──────── Dataset

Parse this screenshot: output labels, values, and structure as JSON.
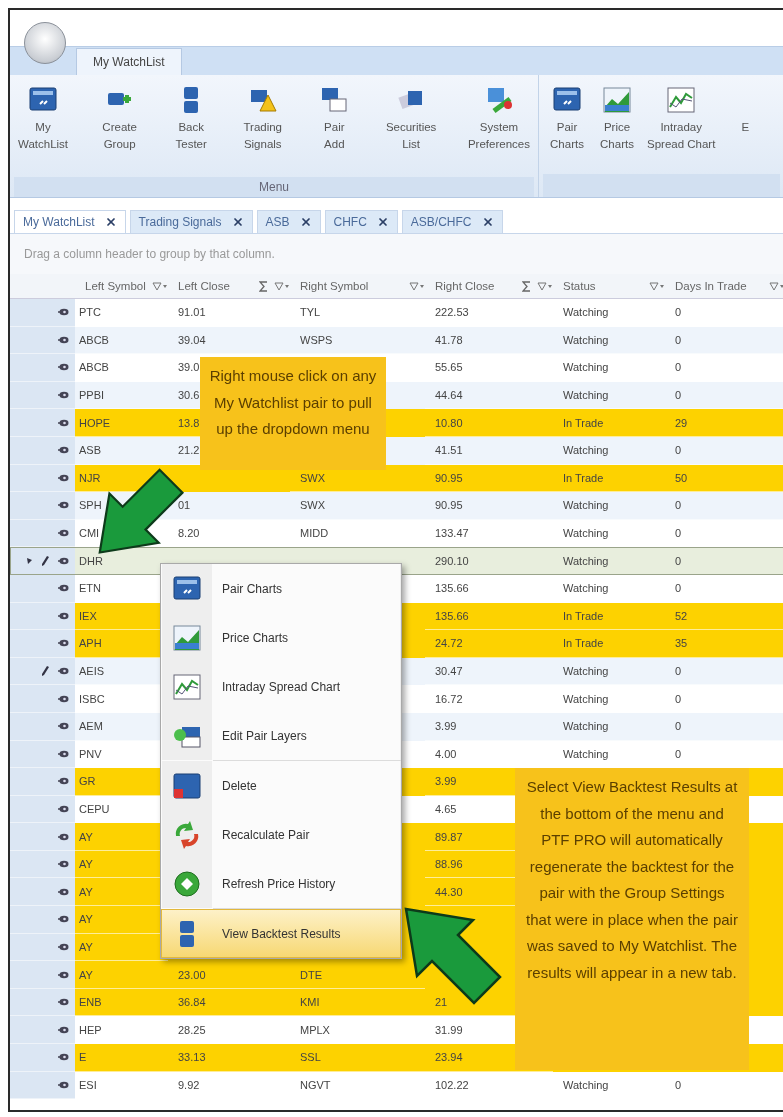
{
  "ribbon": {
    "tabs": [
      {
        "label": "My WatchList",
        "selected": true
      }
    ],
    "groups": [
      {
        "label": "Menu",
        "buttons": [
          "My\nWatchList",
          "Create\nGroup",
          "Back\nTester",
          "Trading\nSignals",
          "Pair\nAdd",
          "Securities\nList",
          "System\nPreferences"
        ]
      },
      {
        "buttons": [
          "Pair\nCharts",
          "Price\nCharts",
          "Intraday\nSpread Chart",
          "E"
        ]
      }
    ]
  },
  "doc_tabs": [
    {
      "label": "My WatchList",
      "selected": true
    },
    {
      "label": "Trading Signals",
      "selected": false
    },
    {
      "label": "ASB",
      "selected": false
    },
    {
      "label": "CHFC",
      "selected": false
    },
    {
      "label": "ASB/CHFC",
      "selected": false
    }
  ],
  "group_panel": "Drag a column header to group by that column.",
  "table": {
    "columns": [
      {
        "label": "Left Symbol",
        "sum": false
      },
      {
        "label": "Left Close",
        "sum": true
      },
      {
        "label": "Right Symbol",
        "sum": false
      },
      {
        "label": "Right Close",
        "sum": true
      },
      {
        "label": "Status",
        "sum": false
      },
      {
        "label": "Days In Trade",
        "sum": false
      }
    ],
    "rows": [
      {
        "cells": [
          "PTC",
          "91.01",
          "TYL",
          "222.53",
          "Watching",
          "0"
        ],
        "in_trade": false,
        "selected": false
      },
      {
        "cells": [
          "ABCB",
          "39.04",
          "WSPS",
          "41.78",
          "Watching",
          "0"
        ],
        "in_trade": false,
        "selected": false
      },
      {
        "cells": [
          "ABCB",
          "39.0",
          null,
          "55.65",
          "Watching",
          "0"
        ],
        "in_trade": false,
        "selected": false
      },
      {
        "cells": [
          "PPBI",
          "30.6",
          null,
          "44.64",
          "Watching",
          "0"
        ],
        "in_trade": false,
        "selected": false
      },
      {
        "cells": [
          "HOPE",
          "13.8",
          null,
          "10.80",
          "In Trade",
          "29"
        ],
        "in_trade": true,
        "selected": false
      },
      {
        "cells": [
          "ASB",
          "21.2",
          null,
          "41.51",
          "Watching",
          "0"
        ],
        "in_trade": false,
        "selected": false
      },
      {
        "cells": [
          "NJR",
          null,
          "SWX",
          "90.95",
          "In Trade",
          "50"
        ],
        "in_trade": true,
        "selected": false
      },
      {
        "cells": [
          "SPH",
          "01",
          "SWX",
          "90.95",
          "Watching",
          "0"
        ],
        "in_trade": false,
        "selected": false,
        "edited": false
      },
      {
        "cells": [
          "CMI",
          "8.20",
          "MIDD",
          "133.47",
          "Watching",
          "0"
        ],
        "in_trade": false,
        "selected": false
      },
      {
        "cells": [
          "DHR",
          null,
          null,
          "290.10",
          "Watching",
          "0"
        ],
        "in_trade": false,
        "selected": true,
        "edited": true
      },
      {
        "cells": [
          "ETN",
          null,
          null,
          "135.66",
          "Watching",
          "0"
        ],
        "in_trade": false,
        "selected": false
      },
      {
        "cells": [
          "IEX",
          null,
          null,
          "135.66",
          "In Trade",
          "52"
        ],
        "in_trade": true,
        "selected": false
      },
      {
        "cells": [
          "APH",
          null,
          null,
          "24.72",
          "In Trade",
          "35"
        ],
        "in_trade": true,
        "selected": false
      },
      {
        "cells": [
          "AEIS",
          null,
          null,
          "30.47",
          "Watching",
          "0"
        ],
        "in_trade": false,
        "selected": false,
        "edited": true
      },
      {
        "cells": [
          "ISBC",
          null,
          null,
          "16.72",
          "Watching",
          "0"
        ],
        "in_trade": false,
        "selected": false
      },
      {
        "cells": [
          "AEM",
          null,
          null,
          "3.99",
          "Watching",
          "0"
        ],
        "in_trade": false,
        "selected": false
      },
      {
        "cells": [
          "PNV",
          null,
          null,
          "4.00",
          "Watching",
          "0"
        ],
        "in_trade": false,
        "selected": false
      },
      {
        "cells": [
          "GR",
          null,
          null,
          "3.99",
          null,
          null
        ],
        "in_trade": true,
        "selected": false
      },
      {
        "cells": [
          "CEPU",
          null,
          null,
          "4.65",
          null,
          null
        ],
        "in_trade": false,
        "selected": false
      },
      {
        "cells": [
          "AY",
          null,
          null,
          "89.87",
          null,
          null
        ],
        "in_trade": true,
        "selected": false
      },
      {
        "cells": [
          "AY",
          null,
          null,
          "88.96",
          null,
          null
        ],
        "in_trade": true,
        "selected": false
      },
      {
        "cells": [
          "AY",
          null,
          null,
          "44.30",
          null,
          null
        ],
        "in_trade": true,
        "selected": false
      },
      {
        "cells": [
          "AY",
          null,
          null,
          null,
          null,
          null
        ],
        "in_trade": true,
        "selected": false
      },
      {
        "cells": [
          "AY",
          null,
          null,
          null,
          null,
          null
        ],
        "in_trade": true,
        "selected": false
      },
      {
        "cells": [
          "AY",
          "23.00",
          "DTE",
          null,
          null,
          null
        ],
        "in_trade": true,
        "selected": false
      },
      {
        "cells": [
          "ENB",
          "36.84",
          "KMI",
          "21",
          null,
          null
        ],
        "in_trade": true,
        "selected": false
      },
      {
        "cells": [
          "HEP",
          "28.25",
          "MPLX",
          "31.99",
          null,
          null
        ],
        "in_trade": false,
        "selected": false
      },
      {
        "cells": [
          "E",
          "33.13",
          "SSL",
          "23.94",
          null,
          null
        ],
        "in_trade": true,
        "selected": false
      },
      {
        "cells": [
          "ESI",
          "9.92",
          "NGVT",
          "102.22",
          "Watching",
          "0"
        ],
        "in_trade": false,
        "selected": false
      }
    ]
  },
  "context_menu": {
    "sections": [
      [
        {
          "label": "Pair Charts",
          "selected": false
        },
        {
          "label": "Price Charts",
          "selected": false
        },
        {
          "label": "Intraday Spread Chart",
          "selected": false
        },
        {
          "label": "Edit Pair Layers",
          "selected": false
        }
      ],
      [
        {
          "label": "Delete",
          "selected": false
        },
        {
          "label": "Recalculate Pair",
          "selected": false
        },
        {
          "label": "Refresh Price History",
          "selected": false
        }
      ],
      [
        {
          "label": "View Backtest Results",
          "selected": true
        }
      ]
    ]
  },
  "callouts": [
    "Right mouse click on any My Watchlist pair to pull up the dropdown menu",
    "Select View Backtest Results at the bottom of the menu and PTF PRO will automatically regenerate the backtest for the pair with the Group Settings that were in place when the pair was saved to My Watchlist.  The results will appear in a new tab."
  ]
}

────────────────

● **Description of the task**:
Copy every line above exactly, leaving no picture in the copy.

● **Solution to this problem**:
Parse this screenshot: output labels, values, and structure as JSON.
{
  "ribbon": {
    "tabs": [
      {
        "label": "My WatchList",
        "selected": true
      }
    ],
    "groups": [
      {
        "label": "Menu",
        "buttons": [
          "My\nWatchList",
          "Create\nGroup",
          "Back\nTester",
          "Trading\nSignals",
          "Pair\nAdd",
          "Securities\nList",
          "System\nPreferences"
        ]
      },
      {
        "buttons": [
          "Pair\nCharts",
          "Price\nCharts",
          "Intraday\nSpread Chart",
          "E"
        ]
      }
    ]
  },
  "doc_tabs": [
    {
      "label": "My WatchList",
      "selected": true
    },
    {
      "label": "Trading Signals",
      "selected": false
    },
    {
      "label": "ASB",
      "selected": false
    },
    {
      "label": "CHFC",
      "selected": false
    },
    {
      "label": "ASB/CHFC",
      "selected": false
    }
  ],
  "group_panel": "Drag a column header to group by that column.",
  "table": {
    "columns": [
      {
        "label": "Left Symbol",
        "sum": false
      },
      {
        "label": "Left Close",
        "sum": true
      },
      {
        "label": "Right Symbol",
        "sum": false
      },
      {
        "label": "Right Close",
        "sum": true
      },
      {
        "label": "Status",
        "sum": false
      },
      {
        "label": "Days In Trade",
        "sum": false
      }
    ],
    "rows": [
      {
        "cells": [
          "PTC",
          "91.01",
          "TYL",
          "222.53",
          "Watching",
          "0"
        ],
        "in_trade": false,
        "selected": false
      },
      {
        "cells": [
          "ABCB",
          "39.04",
          "WSPS",
          "41.78",
          "Watching",
          "0"
        ],
        "in_trade": false,
        "selected": false
      },
      {
        "cells": [
          "ABCB",
          "39.0",
          null,
          "55.65",
          "Watching",
          "0"
        ],
        "in_trade": false,
        "selected": false
      },
      {
        "cells": [
          "PPBI",
          "30.6",
          null,
          "44.64",
          "Watching",
          "0"
        ],
        "in_trade": false,
        "selected": false
      },
      {
        "cells": [
          "HOPE",
          "13.8",
          null,
          "10.80",
          "In Trade",
          "29"
        ],
        "in_trade": true,
        "selected": false
      },
      {
        "cells": [
          "ASB",
          "21.2",
          null,
          "41.51",
          "Watching",
          "0"
        ],
        "in_trade": false,
        "selected": false
      },
      {
        "cells": [
          "NJR",
          null,
          "SWX",
          "90.95",
          "In Trade",
          "50"
        ],
        "in_trade": true,
        "selected": false
      },
      {
        "cells": [
          "SPH",
          "01",
          "SWX",
          "90.95",
          "Watching",
          "0"
        ],
        "in_trade": false,
        "selected": false,
        "edited": false
      },
      {
        "cells": [
          "CMI",
          "8.20",
          "MIDD",
          "133.47",
          "Watching",
          "0"
        ],
        "in_trade": false,
        "selected": false
      },
      {
        "cells": [
          "DHR",
          null,
          null,
          "290.10",
          "Watching",
          "0"
        ],
        "in_trade": false,
        "selected": true,
        "edited": true
      },
      {
        "cells": [
          "ETN",
          null,
          null,
          "135.66",
          "Watching",
          "0"
        ],
        "in_trade": false,
        "selected": false
      },
      {
        "cells": [
          "IEX",
          null,
          null,
          "135.66",
          "In Trade",
          "52"
        ],
        "in_trade": true,
        "selected": false
      },
      {
        "cells": [
          "APH",
          null,
          null,
          "24.72",
          "In Trade",
          "35"
        ],
        "in_trade": true,
        "selected": false
      },
      {
        "cells": [
          "AEIS",
          null,
          null,
          "30.47",
          "Watching",
          "0"
        ],
        "in_trade": false,
        "selected": false,
        "edited": true
      },
      {
        "cells": [
          "ISBC",
          null,
          null,
          "16.72",
          "Watching",
          "0"
        ],
        "in_trade": false,
        "selected": false
      },
      {
        "cells": [
          "AEM",
          null,
          null,
          "3.99",
          "Watching",
          "0"
        ],
        "in_trade": false,
        "selected": false
      },
      {
        "cells": [
          "PNV",
          null,
          null,
          "4.00",
          "Watching",
          "0"
        ],
        "in_trade": false,
        "selected": false
      },
      {
        "cells": [
          "GR",
          null,
          null,
          "3.99",
          null,
          null
        ],
        "in_trade": true,
        "selected": false
      },
      {
        "cells": [
          "CEPU",
          null,
          null,
          "4.65",
          null,
          null
        ],
        "in_trade": false,
        "selected": false
      },
      {
        "cells": [
          "AY",
          null,
          null,
          "89.87",
          null,
          null
        ],
        "in_trade": true,
        "selected": false
      },
      {
        "cells": [
          "AY",
          null,
          null,
          "88.96",
          null,
          null
        ],
        "in_trade": true,
        "selected": false
      },
      {
        "cells": [
          "AY",
          null,
          null,
          "44.30",
          null,
          null
        ],
        "in_trade": true,
        "selected": false
      },
      {
        "cells": [
          "AY",
          null,
          null,
          null,
          null,
          null
        ],
        "in_trade": true,
        "selected": false
      },
      {
        "cells": [
          "AY",
          null,
          null,
          null,
          null,
          null
        ],
        "in_trade": true,
        "selected": false
      },
      {
        "cells": [
          "AY",
          "23.00",
          "DTE",
          null,
          null,
          null
        ],
        "in_trade": true,
        "selected": false
      },
      {
        "cells": [
          "ENB",
          "36.84",
          "KMI",
          "21",
          null,
          null
        ],
        "in_trade": true,
        "selected": false
      },
      {
        "cells": [
          "HEP",
          "28.25",
          "MPLX",
          "31.99",
          null,
          null
        ],
        "in_trade": false,
        "selected": false
      },
      {
        "cells": [
          "E",
          "33.13",
          "SSL",
          "23.94",
          null,
          null
        ],
        "in_trade": true,
        "selected": false
      },
      {
        "cells": [
          "ESI",
          "9.92",
          "NGVT",
          "102.22",
          "Watching",
          "0"
        ],
        "in_trade": false,
        "selected": false
      }
    ]
  },
  "context_menu": {
    "sections": [
      [
        {
          "label": "Pair Charts",
          "selected": false
        },
        {
          "label": "Price Charts",
          "selected": false
        },
        {
          "label": "Intraday Spread Chart",
          "selected": false
        },
        {
          "label": "Edit Pair Layers",
          "selected": false
        }
      ],
      [
        {
          "label": "Delete",
          "selected": false
        },
        {
          "label": "Recalculate Pair",
          "selected": false
        },
        {
          "label": "Refresh Price History",
          "selected": false
        }
      ],
      [
        {
          "label": "View Backtest Results",
          "selected": true
        }
      ]
    ]
  },
  "callouts": [
    "Right mouse click on any My Watchlist pair to pull up the dropdown menu",
    "Select View Backtest Results at the bottom of the menu and PTF PRO will automatically regenerate the backtest for the pair with the Group Settings that were in place when the pair was saved to My Watchlist.  The results will appear in a new tab."
  ]
}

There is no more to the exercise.